**Activity**
Tally up the lines below that carry the word "Used", answering with the figure alone.

Data about app and page elements
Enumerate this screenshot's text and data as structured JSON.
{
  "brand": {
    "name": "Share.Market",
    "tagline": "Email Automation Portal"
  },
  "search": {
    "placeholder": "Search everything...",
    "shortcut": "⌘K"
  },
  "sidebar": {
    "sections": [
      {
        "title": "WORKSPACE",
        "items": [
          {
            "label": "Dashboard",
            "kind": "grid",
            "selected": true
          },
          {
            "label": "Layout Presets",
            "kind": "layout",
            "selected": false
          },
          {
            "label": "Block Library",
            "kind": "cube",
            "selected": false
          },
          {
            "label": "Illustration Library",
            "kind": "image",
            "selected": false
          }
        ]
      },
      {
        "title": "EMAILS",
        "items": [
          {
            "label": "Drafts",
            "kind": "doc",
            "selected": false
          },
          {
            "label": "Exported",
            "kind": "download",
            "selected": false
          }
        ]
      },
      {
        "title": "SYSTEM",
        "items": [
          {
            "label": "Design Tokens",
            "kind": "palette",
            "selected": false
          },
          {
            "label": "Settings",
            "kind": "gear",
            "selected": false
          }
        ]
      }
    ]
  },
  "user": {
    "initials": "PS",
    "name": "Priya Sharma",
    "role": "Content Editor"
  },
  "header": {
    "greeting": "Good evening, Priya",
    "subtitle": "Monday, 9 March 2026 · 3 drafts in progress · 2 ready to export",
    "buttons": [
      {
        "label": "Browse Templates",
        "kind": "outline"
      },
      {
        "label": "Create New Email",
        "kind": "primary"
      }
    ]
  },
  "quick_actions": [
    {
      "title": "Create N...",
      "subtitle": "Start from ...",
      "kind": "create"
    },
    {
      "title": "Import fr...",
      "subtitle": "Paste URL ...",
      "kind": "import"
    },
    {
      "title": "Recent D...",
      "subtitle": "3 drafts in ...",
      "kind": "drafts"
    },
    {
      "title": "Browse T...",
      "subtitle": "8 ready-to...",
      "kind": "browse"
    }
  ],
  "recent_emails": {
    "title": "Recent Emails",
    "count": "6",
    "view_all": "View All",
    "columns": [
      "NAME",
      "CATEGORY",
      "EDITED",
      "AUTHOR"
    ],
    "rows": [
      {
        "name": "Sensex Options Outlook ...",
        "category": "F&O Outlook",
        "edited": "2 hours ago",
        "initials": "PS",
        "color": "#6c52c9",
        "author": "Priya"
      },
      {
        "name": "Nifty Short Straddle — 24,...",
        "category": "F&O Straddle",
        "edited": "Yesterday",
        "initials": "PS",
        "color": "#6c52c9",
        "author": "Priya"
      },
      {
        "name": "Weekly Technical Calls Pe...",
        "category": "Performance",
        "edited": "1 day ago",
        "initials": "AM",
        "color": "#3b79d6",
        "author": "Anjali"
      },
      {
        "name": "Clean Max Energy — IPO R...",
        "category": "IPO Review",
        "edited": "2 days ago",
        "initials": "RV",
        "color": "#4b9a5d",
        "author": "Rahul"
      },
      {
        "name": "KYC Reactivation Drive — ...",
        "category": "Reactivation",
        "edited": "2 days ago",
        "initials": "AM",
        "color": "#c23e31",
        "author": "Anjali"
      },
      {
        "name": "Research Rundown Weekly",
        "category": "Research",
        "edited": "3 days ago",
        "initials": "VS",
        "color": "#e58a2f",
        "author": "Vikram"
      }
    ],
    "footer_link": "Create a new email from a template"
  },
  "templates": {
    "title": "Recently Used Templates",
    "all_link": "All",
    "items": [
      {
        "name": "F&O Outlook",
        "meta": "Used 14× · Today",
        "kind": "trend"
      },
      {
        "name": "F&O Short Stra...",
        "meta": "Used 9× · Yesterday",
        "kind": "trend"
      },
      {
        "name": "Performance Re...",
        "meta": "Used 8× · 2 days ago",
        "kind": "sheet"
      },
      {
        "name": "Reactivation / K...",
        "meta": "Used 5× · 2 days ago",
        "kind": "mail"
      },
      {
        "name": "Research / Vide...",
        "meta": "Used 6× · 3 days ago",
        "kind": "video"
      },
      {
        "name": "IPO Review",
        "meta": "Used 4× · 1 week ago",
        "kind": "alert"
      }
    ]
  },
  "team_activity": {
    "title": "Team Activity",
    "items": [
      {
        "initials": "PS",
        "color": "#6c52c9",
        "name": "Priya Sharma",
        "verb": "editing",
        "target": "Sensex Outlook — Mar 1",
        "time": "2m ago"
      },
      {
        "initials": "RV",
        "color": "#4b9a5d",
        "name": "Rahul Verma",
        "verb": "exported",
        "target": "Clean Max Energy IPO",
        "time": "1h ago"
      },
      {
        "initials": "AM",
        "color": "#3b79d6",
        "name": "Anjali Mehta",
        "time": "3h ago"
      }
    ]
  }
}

**Answer section**
7